The decline in confidence throughout the beef sector is manifest in figures from the Scottish Government. Ten years ago, the beef breeding herd in Scotland, which is mostly based on the hills and uplands, totalled 534,520 head. As of June this year that figure had slumped to just over 484,000. No statistician has yet attempted to calculate the cost of this downturn to the rural economy, but it must be considerable.
During the first eight months of this year, UK abattoirs reported an increase of 20 per cent in the throughput of cull cows. Many of these additional 7,450 cattle were suckler cows more than capable of breeding calves that could have entered the food chain within two years.
The result is that supplies are increasingly tight, although there appears to be a growing resistance to higher retail prices as consumers switch to lower-value cuts.
The fall in the breeding herd has resulted in an 8 per cent decline in the number of prime cattle coming forward for slaughter in Scotland in the first nine months of this year, with a 4 per cent fall in England and Wales and a 12 per cent slump in Northern Ireland. Total UK beef production, including that from cull cows, is forecast to slip by at least 2 per cent in 2009.
Haywood said: "Domestic supplies are also being trimmed by export sales, which, so far this year, have risen by 12 per cent to 46,000 tonnes with a further 6 per cent increase anticipated in 2009 with sterling remaining weak against the euro.
"Given those circumstances, it is reasonable to think that too many breeding cows have already been taken out of the system and that every female that can produce a calf will be needed in the future."
Increasing beef and meat production in general is not a concept that sits well with Michael Appleby, the visiting professor of animal welfare at the Scottish Agricultural College.
Speaking before an invited audience in Edinburgh, he claimed that 18 per cent of the world's greenhouse gas emissions were directly linked to the livestock industry.

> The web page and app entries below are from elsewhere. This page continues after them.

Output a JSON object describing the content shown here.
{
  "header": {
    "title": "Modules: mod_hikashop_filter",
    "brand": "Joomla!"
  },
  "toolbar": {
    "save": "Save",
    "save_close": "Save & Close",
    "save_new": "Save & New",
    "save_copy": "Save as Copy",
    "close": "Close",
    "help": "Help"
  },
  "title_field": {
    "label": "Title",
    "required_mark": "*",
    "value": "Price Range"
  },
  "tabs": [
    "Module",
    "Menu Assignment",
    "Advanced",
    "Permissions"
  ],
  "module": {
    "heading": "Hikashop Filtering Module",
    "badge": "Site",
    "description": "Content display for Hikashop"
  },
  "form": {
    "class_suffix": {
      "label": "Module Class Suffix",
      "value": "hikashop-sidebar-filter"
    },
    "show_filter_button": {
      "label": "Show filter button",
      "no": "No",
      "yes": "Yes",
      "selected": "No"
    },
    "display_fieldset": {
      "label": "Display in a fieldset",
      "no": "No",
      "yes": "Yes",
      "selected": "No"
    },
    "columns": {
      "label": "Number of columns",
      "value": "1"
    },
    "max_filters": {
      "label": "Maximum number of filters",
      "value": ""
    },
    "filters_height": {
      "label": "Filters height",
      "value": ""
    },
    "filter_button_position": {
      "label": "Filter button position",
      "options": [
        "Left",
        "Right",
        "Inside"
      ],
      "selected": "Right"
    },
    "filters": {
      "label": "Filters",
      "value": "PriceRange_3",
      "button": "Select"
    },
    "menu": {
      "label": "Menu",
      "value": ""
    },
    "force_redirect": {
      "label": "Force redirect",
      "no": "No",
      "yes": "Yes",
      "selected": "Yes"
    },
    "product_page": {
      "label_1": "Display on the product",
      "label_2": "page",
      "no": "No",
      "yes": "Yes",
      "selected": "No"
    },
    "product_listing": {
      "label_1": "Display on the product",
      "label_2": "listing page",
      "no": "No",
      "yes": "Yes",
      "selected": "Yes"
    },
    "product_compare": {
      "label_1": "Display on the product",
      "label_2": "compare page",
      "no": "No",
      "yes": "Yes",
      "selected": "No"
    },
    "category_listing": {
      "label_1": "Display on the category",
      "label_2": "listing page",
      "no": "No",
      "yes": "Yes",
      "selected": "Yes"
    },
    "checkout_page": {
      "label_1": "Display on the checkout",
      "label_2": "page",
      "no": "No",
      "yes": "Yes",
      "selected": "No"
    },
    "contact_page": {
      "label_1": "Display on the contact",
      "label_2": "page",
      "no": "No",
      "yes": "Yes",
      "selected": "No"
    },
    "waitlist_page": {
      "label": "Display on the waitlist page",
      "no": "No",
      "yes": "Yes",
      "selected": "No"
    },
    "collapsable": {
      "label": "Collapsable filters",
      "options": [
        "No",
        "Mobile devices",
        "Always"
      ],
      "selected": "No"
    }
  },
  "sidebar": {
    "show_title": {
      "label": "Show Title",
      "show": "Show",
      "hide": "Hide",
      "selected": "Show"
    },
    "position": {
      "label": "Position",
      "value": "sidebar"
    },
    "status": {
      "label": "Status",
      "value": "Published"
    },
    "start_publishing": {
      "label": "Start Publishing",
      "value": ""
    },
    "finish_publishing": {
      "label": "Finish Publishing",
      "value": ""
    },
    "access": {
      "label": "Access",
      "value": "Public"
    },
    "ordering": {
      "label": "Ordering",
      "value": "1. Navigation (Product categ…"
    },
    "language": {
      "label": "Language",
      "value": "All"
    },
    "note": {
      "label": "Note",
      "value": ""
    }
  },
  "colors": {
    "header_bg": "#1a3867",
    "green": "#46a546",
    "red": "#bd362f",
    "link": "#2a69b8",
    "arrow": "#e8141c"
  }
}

He said meat eating should become a "special event" as livestock use a vast quantity of the world's resources.